“Uganda is a secure, democratic country with a liberalized and stable economy. It has a rich base of natural resources. Agriculture, mining, and the like are strong sectors.”
Uganda has substantial natural resources, but agriculture is the most important sector of the economy, employing over 80% of the work force and accounting for the bulk of export revenues. As one of the most important voices of your nation, which facts and figures would you like to point out about your country?
Uganda has a population of 36.5 million as of 2012 (according to the World Bank), and a population growth of 3.4% (which is quite big) so we are working very hard to make sure that we correlate the growth with infrastructure development. Uganda’s GDP is between US$25 billion to US$26 billion, with a growth of up to 7% (one of the highest in the world). Inflation has gone down to 6.6%. Food and labor are reasonably priced and the cost of living is affordable.
Our main language is English, which has given us a competitive advantage over all the other countries in Africa. It makes it easier for people from around the globe to communicate with us.
What can you tell us about the trade partnerships between Uganda and other countries?
We have pivotal trade partnerships. First, there is the East African Community (EAC), which has a population of 149 million people—that is our main market. Then we have the Common Market for Eastern and Southern Africa (COMESA), which has 19 member states and a population of 470 million—that is a huge market. We are in both regional blocs because we want to create a broader market for people who are investing in Uganda.
Could you tell us Uganda’s comparative advantages?
When you compare Uganda to other countries in the continent, we are endowed with huge natural resources. First, you have oil and gas (O&G), which is a new industry. Nonetheless, we have developed the legal framework, and started exploiting. Very soon, we will start trading. Our mineral resources are substantial. We have cobalt, copper, gypsum, limestone, phosphate, and others. The list is endless.
Tourism is another promising area. When you talk about tourism, you must come to Uganda. The potential that we have in the area of wildlife is big.

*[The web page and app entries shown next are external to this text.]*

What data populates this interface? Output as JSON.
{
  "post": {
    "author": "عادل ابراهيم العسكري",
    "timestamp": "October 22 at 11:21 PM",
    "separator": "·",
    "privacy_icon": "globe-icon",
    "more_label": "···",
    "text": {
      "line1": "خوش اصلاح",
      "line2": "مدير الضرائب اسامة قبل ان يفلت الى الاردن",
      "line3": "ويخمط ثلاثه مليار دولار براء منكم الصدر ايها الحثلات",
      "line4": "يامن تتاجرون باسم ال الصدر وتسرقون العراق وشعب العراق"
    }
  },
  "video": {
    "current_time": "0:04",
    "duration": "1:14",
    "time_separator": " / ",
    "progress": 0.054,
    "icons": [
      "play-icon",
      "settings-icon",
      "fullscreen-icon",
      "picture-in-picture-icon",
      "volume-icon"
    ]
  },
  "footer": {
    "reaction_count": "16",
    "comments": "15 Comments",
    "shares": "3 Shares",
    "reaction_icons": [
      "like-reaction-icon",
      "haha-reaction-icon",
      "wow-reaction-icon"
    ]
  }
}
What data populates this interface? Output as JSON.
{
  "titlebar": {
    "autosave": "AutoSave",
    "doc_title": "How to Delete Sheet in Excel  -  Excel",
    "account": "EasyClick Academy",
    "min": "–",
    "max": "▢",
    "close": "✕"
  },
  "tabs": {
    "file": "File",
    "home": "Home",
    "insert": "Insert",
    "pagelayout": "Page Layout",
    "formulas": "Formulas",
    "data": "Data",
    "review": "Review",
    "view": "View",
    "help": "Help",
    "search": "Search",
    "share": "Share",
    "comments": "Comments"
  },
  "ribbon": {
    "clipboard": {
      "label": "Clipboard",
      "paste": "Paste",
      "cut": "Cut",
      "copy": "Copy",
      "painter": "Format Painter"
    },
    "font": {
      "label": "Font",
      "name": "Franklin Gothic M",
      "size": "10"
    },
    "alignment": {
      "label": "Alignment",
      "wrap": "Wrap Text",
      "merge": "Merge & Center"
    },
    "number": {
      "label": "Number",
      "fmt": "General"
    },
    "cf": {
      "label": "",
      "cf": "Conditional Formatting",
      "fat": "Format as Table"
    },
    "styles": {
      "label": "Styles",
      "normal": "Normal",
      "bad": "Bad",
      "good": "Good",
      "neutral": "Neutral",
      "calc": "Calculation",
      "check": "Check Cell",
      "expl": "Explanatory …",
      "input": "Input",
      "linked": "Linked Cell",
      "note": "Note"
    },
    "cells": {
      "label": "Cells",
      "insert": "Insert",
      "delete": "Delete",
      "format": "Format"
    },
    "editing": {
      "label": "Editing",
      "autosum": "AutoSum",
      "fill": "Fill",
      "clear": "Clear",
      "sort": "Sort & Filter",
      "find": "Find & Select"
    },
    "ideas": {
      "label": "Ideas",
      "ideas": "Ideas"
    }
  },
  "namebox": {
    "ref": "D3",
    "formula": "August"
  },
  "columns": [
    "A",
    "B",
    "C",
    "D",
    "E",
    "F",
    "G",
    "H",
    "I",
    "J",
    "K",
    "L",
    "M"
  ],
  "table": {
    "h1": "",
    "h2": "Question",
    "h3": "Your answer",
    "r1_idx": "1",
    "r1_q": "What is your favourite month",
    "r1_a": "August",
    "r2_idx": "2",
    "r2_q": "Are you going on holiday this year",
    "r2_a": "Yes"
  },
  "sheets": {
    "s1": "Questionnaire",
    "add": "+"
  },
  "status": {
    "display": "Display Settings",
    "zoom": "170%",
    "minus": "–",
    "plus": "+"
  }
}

No other place has the kind of vegetation that we have. It is a combination for the dry season, the savannah and the wet season. Look at the flowers around here. That is also a source of tourism. There are people who appreciate those things.
Agriculture is another prospective area. Our main commodities include coffee, tea, cotton, spices, vegetables, and fisheries.
Unfortunately, when you look at these areas, we have been exporting them in a semi-processed form. There is an advantage here where you can come and add value to all these commodities. Unfortunately, when you are processing coffee, it is not done in full.
We would like to cover the entire chain—up to when it becomes instant coffee. We greatly welcome the idea of someone coming to the country to start a factory. That would add value to some of those agricultural commodities
Most investors are drawn to telecom ventures, communication services, insurance, and financial institutions. At the moment, we have registered about US$890 million for FDI.(Foreign Direct Investment). We could do better than that.
What can investors expect when they arrive in Uganda?
They can expect a well-regulated, highly liberalized economy where they can repatriate their funds as they wish. They get to enjoy a number of incentives. For example, they can bring in the machinery for their respective plants without paying taxes. Likewise, they are exempted from corporation tax for about 10 years. Unlike other administrations in the region, the Ugandan government does not require a 50% ownership.
As for labor, they can expect a highly competent pool to choose from. Local content laws (LCLs) require them to hire a certain percent of our local manpower. These people are highly trainable and will no doubt be an asset to their organizations.
What are the major concerns that you heard during investment summits and international trade fairs?
Access; they wonder about where to go when they come to Uganda. Of course, we have the Uganda Investment Authority (UIA), a one-stop investment center. We are very proud of it. It reduces the cost of doing business. UIA will link you to the Ministries/Departments concerned, as well as immigration. The next challenge is the flow of information, which I feel could still be substantially improved. There are so many things that investors could be made aware of.
Which are your priorities and goals for the short and medium term as Uganda’s Minister of Trade? What have you done to reduce the red tape, fight against corruption and eliminate trade barriers?
In a bid to fight corruption, we have had people audited, and taken to court. Disputes are taken to the commercial court and the Inspector General of Government (IGG). We have representatives in every office who monitor operations. Not everybody is keen about it, but I like it because it increases accountability and helps end corruption. This increased awareness has encouraged people to speak out without fear.
Uganda is a democratic country where people’s rights are respected. People are free to express themselves. That is probably why certain members of media are brazen enough to print just any old thing that they want. You cannot do that in other African countries. Here, you see several media houses. Those who print unfounded bad things about the government and the President are not afraid.
In general, what should investors know about Uganda?
Uganda is a secure, democratic country with a liberalized and stable economy. It has a rich base of natural resources. Agriculture, mining, and the like are strong sectors. There are so many possibilities to explore there. Uganda has a ready pool of affordable and highly competent manpower that they can hire.